Here are the IndyCar results and points standings after the Chevrolet Detroit Grand Prix:


RESULTS

Click here for the official box score from the 100-lap race on a nine-turn, 1.645-mile street course in downtown Detroit.

Lap leader summary

Full lap chart

Best section times

Full section data

Event summary

Pit stop summary

Here is the finishing order in the Chevrolet Detroit Grand Prix with starting position in parentheses, driver, engine, laps completed and reason out (if any):

1. (1) Alex Palou, Honda, 100, Running
2. (7) Will Power, Chevrolet, 100, Running
3. (9) Felix Rosenqvist, Chevrolet, 100, Running
4. (4) Scott Dixon, Honda, 100, Running
5. (13) Alexander Rossi, Chevrolet, 100, Running
6. (12) Kyle Kirkwood, Honda, 100, Running
7. (2) Scott McLaughlin, Chevrolet, 100, Running
8. (11) Marcus Armstrong, Honda, 100, Running
9. (6) Marcus Ericsson, Honda, 100, Running
10. (5) Josef Newgarden, Chevrolet, 100, Running
11. (24) Colton Herta, Honda, 100, Running
12. (17) Devlin DeFrancesco, Honda, 100, Running
13. (8) Simon Pagenaud, Honda, 100, Running
14. (20) Agustin Canapino, Chevrolet, 100, Running
15. (15) Conor Daly, Chevrolet, 100, Running
16. (18) Christian Lundgaard, Honda, 100, Running
17. (25) Jack Harvey, Honda, 100, Running
18. (14) Rinus VeeKay, Chevrolet, 100, Running
19. (23) Helio Castroneves, Honda, 100, Running
20. (19) Benjamin Pedersen, Chevrolet, 97, Running
21. (22) Santino Ferrucci, Chevrolet, 97, Running
22. (26) Sting Ray Robb, Honda, 97, Running
23. (21) David Malukas, Honda, 85, Contact
24. (3) Romain Grosjean, Honda, 80, Contact
25. (27) Graham Rahal, Honda, 50, Contact
26. (10) Pato O’Ward, Chevrolet, 41, Contact
27. (16) Callum Ilott, Chevrolet, 1, Contact

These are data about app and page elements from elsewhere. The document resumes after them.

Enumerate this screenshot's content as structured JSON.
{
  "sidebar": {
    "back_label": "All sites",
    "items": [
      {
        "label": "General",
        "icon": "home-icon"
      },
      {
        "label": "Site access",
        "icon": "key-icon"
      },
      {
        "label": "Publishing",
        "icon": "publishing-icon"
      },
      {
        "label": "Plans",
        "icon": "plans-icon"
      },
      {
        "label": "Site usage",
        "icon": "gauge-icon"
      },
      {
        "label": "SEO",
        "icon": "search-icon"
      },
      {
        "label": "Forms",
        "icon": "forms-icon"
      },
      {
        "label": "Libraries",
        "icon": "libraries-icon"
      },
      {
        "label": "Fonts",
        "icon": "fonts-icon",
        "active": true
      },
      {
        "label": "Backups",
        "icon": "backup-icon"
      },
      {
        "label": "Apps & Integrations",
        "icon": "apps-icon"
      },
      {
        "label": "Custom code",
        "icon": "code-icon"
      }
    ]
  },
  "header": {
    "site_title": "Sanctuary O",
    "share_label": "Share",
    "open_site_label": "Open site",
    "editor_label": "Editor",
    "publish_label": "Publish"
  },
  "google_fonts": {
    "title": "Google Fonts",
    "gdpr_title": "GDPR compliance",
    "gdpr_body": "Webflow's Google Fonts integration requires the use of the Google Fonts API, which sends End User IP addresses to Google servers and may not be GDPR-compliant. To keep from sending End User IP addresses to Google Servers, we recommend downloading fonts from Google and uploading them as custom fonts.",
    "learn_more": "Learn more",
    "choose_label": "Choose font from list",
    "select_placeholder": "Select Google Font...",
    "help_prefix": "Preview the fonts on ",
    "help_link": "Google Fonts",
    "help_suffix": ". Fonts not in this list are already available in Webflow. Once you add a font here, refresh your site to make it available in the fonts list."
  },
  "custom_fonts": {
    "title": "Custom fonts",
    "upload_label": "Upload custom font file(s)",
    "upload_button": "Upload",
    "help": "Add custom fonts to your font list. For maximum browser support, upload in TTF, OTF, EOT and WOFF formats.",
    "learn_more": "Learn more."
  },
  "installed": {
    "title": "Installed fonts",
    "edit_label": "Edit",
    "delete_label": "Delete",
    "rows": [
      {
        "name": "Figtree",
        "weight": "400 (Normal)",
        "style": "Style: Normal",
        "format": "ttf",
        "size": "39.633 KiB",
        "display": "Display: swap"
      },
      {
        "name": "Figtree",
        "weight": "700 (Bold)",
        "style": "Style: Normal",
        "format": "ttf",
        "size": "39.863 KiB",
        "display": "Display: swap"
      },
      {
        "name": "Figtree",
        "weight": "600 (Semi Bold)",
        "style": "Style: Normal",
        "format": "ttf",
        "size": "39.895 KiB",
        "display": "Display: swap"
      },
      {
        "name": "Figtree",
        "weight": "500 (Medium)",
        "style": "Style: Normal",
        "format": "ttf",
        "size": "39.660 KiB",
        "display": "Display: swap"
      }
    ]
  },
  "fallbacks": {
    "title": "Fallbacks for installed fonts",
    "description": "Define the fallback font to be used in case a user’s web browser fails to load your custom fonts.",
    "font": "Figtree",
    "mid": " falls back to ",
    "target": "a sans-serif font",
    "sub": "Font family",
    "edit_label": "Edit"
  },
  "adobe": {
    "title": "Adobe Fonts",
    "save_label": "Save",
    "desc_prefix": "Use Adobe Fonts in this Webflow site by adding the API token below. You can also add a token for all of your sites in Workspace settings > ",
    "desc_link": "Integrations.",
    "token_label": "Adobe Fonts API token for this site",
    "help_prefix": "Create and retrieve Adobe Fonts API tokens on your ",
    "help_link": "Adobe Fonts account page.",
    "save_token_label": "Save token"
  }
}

Winner’s average speed: 80.922 mph; Time of Race: 02:01:58.1171; Margin of victory: 1.1843 seconds; Cautions: 7 for 32 laps; Lead changes: 10 among seven drivers. Lap Leaders: Palou 1-28; Power 29-33; O’Ward 34; Palou 35-55; Power 56-64; Palou 65; Rossi 66; Newgarden 67-68; Kirkwood 69; Ericsson 70-76; Palou 77-100.

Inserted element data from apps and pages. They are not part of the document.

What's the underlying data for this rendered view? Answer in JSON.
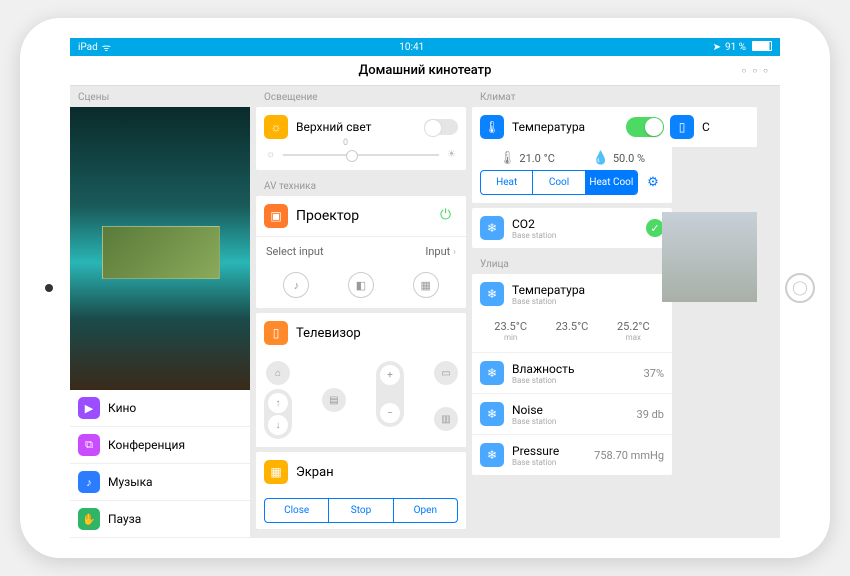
{
  "statusbar": {
    "device": "iPad",
    "time": "10:41",
    "battery": "91 %"
  },
  "titlebar": {
    "title": "Домашний кинотеатр"
  },
  "scenes": {
    "label": "Сцены",
    "items": [
      {
        "label": "Кино",
        "color": "#9b4dff",
        "glyph": "▶"
      },
      {
        "label": "Конференция",
        "color": "#c94dff",
        "glyph": "⧉"
      },
      {
        "label": "Музыка",
        "color": "#2b7cff",
        "glyph": "♪"
      },
      {
        "label": "Пауза",
        "color": "#2fb566",
        "glyph": "✋"
      }
    ]
  },
  "lighting": {
    "label": "Освещение",
    "list": [
      {
        "icon": "☼",
        "color": "#ffb300",
        "label": "Верхний свет"
      }
    ],
    "slider_value": "0"
  },
  "av": {
    "label": "AV техника",
    "projector": {
      "icon": "▣",
      "color": "#ff7a2b",
      "label": "Проектор",
      "select_label": "Select input",
      "select_value": "Input"
    },
    "tv": {
      "icon": "📺",
      "color": "#ff8a2b",
      "label": "Телевизор"
    },
    "screen": {
      "icon": "▦",
      "color": "#ffb300",
      "label": "Экран",
      "buttons": [
        "Close",
        "Stop",
        "Open"
      ]
    }
  },
  "climate": {
    "label": "Климат",
    "temp": {
      "icon": "🌡",
      "color": "#0b82ff",
      "label": "Температура",
      "on": true,
      "value": "21.0 °C",
      "humidity": "50.0 %",
      "modes": [
        "Heat",
        "Cool",
        "Heat Cool"
      ],
      "active_mode": 2
    },
    "co2": {
      "color": "#4aa8ff",
      "label": "CO2",
      "sub": "Base station"
    }
  },
  "outdoor": {
    "label": "Улица",
    "temp": {
      "label": "Температура",
      "sub": "Base station",
      "min": "23.5°C",
      "min_l": "min",
      "cur": "23.5°C",
      "max": "25.2°C",
      "max_l": "max"
    },
    "humidity": {
      "label": "Влажность",
      "sub": "Base station",
      "value": "37%"
    },
    "noise": {
      "label": "Noise",
      "sub": "Base station",
      "value": "39 db"
    },
    "pressure": {
      "label": "Pressure",
      "sub": "Base station",
      "value": "758.70 mmHg"
    }
  },
  "col4": {
    "peek_label": "С"
  }
}
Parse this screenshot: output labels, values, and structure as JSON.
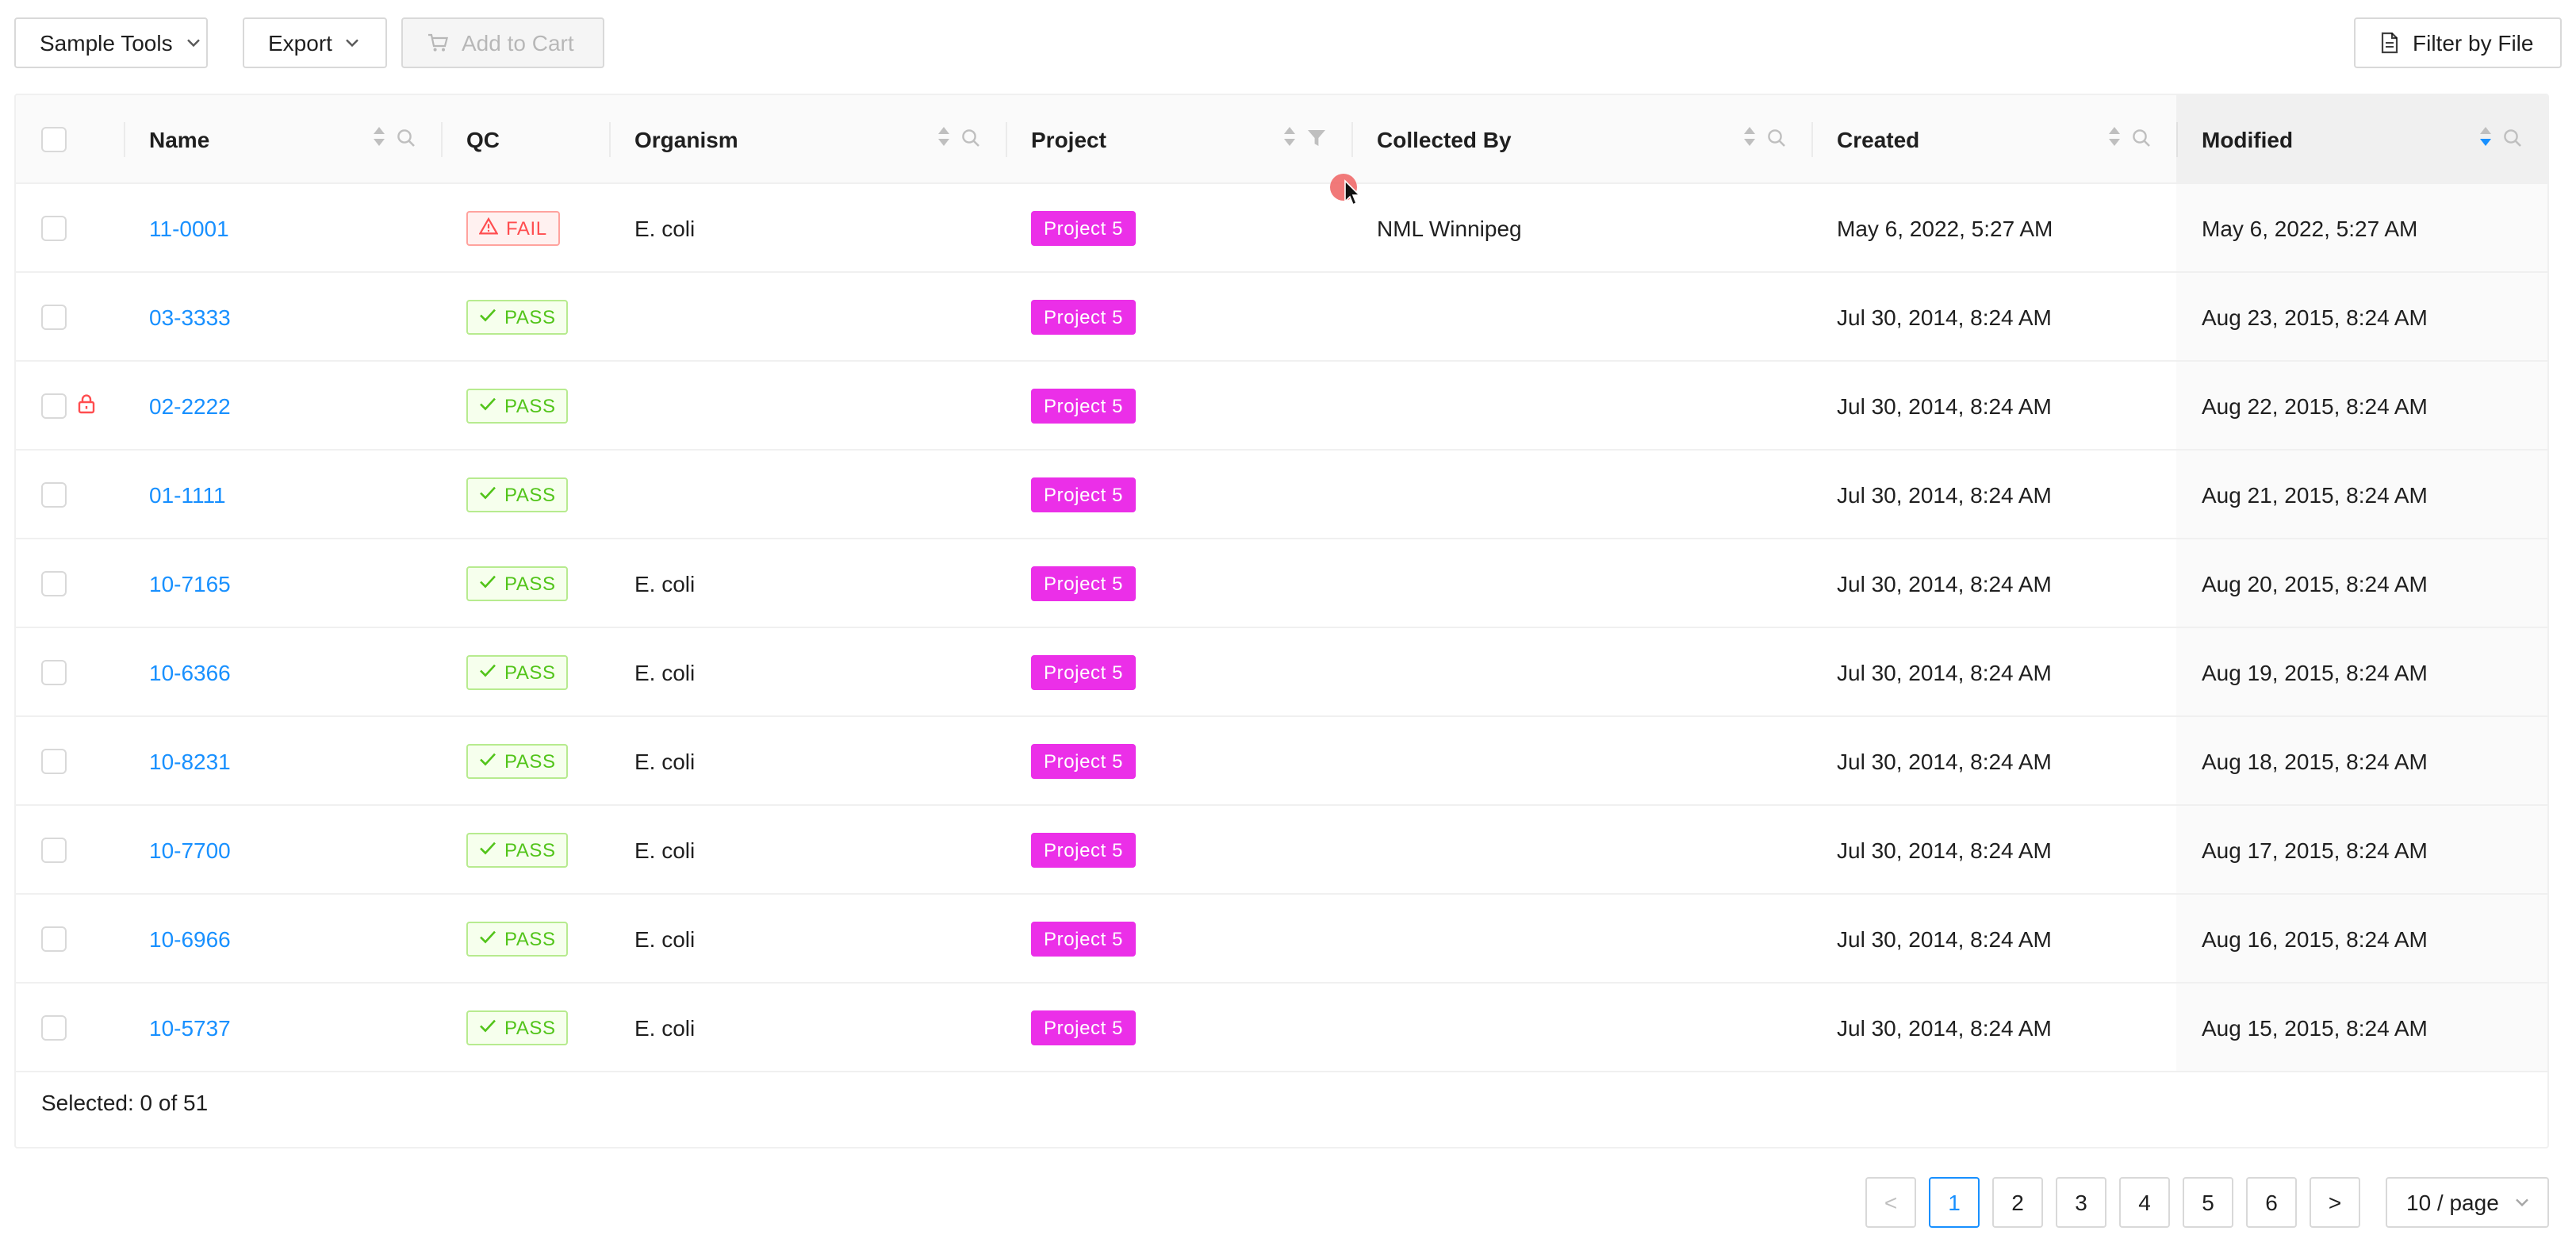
{
  "toolbar": {
    "sample_tools": "Sample Tools",
    "export": "Export",
    "add_to_cart": "Add to Cart",
    "filter_by_file": "Filter by File"
  },
  "table": {
    "columns": {
      "name": "Name",
      "qc": "QC",
      "organism": "Organism",
      "project": "Project",
      "collected_by": "Collected By",
      "created": "Created",
      "modified": "Modified"
    },
    "sorted_column": "Modified",
    "rows": [
      {
        "name": "11-0001",
        "qc": "FAIL",
        "organism": "E. coli",
        "project": "Project 5",
        "collected_by": "NML Winnipeg",
        "created": "May 6, 2022, 5:27 AM",
        "modified": "May 6, 2022, 5:27 AM",
        "locked": false
      },
      {
        "name": "03-3333",
        "qc": "PASS",
        "organism": "",
        "project": "Project 5",
        "collected_by": "",
        "created": "Jul 30, 2014, 8:24 AM",
        "modified": "Aug 23, 2015, 8:24 AM",
        "locked": false
      },
      {
        "name": "02-2222",
        "qc": "PASS",
        "organism": "",
        "project": "Project 5",
        "collected_by": "",
        "created": "Jul 30, 2014, 8:24 AM",
        "modified": "Aug 22, 2015, 8:24 AM",
        "locked": true
      },
      {
        "name": "01-1111",
        "qc": "PASS",
        "organism": "",
        "project": "Project 5",
        "collected_by": "",
        "created": "Jul 30, 2014, 8:24 AM",
        "modified": "Aug 21, 2015, 8:24 AM",
        "locked": false
      },
      {
        "name": "10-7165",
        "qc": "PASS",
        "organism": "E. coli",
        "project": "Project 5",
        "collected_by": "",
        "created": "Jul 30, 2014, 8:24 AM",
        "modified": "Aug 20, 2015, 8:24 AM",
        "locked": false
      },
      {
        "name": "10-6366",
        "qc": "PASS",
        "organism": "E. coli",
        "project": "Project 5",
        "collected_by": "",
        "created": "Jul 30, 2014, 8:24 AM",
        "modified": "Aug 19, 2015, 8:24 AM",
        "locked": false
      },
      {
        "name": "10-8231",
        "qc": "PASS",
        "organism": "E. coli",
        "project": "Project 5",
        "collected_by": "",
        "created": "Jul 30, 2014, 8:24 AM",
        "modified": "Aug 18, 2015, 8:24 AM",
        "locked": false
      },
      {
        "name": "10-7700",
        "qc": "PASS",
        "organism": "E. coli",
        "project": "Project 5",
        "collected_by": "",
        "created": "Jul 30, 2014, 8:24 AM",
        "modified": "Aug 17, 2015, 8:24 AM",
        "locked": false
      },
      {
        "name": "10-6966",
        "qc": "PASS",
        "organism": "E. coli",
        "project": "Project 5",
        "collected_by": "",
        "created": "Jul 30, 2014, 8:24 AM",
        "modified": "Aug 16, 2015, 8:24 AM",
        "locked": false
      },
      {
        "name": "10-5737",
        "qc": "PASS",
        "organism": "E. coli",
        "project": "Project 5",
        "collected_by": "",
        "created": "Jul 30, 2014, 8:24 AM",
        "modified": "Aug 15, 2015, 8:24 AM",
        "locked": false
      }
    ],
    "selected_text": "Selected: 0 of 51"
  },
  "pagination": {
    "prev": "<",
    "pages": [
      "1",
      "2",
      "3",
      "4",
      "5",
      "6"
    ],
    "current": "1",
    "next": ">",
    "page_size": "10 / page"
  },
  "colors": {
    "link": "#1890ff",
    "pass": "#52c41a",
    "fail": "#ff4d4f",
    "project_tag": "#eb2fe8",
    "lock_icon": "#ff4d4f",
    "sort_active": "#1890ff"
  },
  "icons": {
    "dropdown": "chevron-down-icon",
    "cart": "shopping-cart-icon",
    "file": "file-text-icon",
    "sort": "sort-icon",
    "search": "search-icon",
    "filter": "filter-icon",
    "pass": "check-icon",
    "fail": "warning-icon",
    "locked": "lock-icon"
  }
}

POINTS

Click here for the points tally in the race.

Here are the points standings after the Chevrolet Detroit Grand Prix:

Drivers

Entrants

Engine manufacturers

Pit stop performance

Top 10 in points: Palou 273, Ericsson 222, Newgarden 203, Dixon 194, O’Ward 191, Rossi 176, McLaughlin 175, Power 172, Herta 149, Rosenqvist 148.

Rest of the standings: Grosjean 145, Kirkwood 142, Lundgaard 136, Ilott 116, VeeKay 108, Ferrucci 105, Armstrong 101, Rahal 99, Malukas 91, Daly 88, DeFrancesco 81, Castroneves 80, Harvey 78, Canapino 77, Pagenaud 72, Pedersen 61, Robb 55, Takuma Sato 37, Ed Carpenter 27, Ryan Hunter-Reay 20, Tony Kanaan 18, Marco Andretti 13, RC Enerson 5, Katherine Legge 5.

Next race: IndyCar will head to Road America for the Sonsio Grand Prix, which will take place June 18 with coverage starting at 1 p.m. ET on NBC and Peacock.